+++ Records supplied +++
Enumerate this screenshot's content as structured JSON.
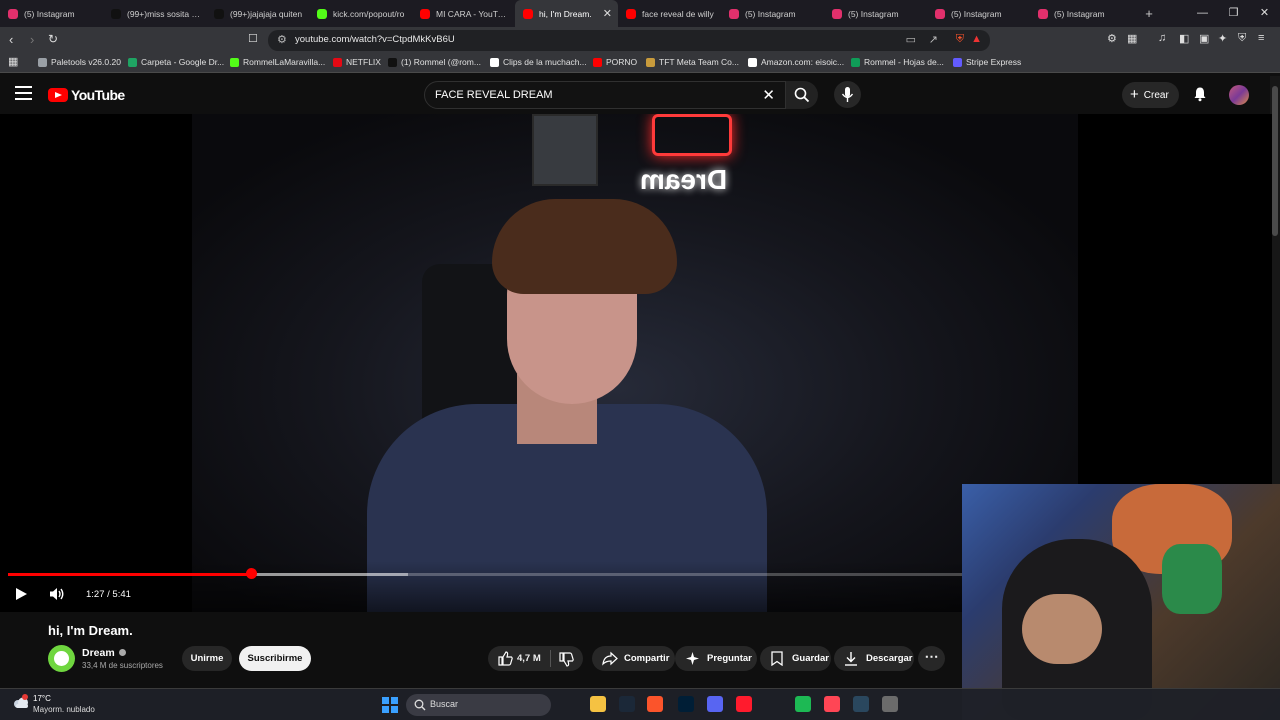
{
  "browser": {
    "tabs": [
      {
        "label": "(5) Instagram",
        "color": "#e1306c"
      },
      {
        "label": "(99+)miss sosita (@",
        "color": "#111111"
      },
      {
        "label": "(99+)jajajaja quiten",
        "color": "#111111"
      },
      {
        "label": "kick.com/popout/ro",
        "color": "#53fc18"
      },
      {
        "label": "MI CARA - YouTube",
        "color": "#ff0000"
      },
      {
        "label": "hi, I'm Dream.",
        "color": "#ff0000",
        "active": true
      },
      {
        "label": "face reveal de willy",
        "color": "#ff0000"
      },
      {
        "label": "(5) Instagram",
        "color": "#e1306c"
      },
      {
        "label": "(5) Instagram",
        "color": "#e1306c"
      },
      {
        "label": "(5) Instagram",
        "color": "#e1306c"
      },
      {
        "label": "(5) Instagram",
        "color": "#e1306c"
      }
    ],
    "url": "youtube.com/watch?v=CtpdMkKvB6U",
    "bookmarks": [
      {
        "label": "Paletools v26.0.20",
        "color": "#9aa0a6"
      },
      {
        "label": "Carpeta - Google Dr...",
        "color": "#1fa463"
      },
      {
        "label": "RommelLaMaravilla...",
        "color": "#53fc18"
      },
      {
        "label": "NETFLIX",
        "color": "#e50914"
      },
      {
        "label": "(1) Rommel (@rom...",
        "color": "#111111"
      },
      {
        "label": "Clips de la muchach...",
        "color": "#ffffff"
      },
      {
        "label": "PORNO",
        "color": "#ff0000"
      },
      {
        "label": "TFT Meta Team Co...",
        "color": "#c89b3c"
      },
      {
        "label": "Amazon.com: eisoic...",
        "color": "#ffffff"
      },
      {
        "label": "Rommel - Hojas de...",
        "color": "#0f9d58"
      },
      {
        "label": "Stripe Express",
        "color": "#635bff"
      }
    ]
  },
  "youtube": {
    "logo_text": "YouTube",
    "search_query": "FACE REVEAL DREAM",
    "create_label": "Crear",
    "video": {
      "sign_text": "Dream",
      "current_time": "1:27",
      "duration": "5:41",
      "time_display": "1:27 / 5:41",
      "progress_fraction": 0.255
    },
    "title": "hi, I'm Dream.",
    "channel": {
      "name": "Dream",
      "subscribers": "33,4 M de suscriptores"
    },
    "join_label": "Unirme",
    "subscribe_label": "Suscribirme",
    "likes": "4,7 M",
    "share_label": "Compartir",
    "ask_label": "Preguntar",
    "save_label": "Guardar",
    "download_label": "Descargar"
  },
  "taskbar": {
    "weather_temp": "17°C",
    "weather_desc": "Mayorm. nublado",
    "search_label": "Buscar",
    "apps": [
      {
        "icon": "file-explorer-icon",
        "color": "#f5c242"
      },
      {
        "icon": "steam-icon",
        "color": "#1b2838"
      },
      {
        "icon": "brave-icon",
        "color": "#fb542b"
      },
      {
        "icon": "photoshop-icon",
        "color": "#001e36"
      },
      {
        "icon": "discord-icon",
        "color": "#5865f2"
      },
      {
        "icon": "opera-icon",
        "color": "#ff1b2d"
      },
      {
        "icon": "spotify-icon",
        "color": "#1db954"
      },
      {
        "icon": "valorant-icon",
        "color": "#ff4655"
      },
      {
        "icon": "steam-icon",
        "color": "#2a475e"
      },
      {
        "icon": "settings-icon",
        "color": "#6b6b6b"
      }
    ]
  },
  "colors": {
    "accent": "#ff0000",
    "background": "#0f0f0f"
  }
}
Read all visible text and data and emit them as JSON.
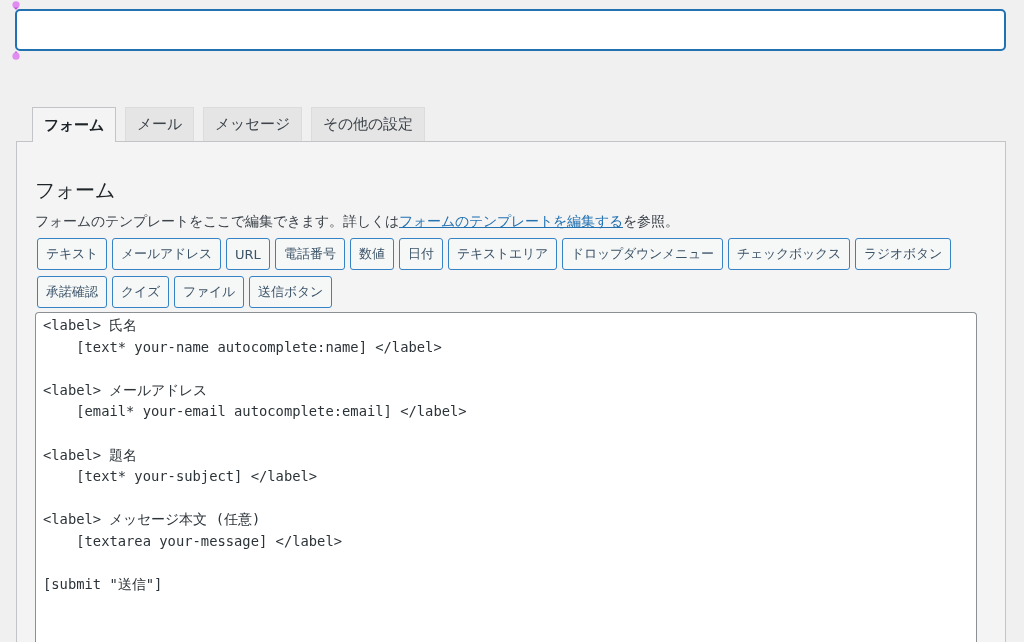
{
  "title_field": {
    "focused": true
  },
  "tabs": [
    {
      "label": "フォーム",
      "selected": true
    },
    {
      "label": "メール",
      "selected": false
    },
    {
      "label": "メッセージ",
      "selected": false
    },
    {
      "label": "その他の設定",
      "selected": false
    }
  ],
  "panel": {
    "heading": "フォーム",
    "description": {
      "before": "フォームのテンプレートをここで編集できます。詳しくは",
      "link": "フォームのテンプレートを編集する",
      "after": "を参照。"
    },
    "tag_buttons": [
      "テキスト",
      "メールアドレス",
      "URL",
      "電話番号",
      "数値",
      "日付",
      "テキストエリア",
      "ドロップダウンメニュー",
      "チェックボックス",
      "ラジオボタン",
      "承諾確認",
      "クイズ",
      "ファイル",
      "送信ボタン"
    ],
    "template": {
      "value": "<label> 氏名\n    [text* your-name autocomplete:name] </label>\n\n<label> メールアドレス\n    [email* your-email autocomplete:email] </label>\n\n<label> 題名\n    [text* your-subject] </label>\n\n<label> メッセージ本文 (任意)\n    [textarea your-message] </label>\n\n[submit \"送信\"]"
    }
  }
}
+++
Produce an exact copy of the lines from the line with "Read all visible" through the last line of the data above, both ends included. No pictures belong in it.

» **Result of the exercise**
Read all visible text and data and emit them as JSON.
{
  "title_field": {
    "focused": true
  },
  "tabs": [
    {
      "label": "フォーム",
      "selected": true
    },
    {
      "label": "メール",
      "selected": false
    },
    {
      "label": "メッセージ",
      "selected": false
    },
    {
      "label": "その他の設定",
      "selected": false
    }
  ],
  "panel": {
    "heading": "フォーム",
    "description": {
      "before": "フォームのテンプレートをここで編集できます。詳しくは",
      "link": "フォームのテンプレートを編集する",
      "after": "を参照。"
    },
    "tag_buttons": [
      "テキスト",
      "メールアドレス",
      "URL",
      "電話番号",
      "数値",
      "日付",
      "テキストエリア",
      "ドロップダウンメニュー",
      "チェックボックス",
      "ラジオボタン",
      "承諾確認",
      "クイズ",
      "ファイル",
      "送信ボタン"
    ],
    "template": {
      "value": "<label> 氏名\n    [text* your-name autocomplete:name] </label>\n\n<label> メールアドレス\n    [email* your-email autocomplete:email] </label>\n\n<label> 題名\n    [text* your-subject] </label>\n\n<label> メッセージ本文 (任意)\n    [textarea your-message] </label>\n\n[submit \"送信\"]"
    }
  }
}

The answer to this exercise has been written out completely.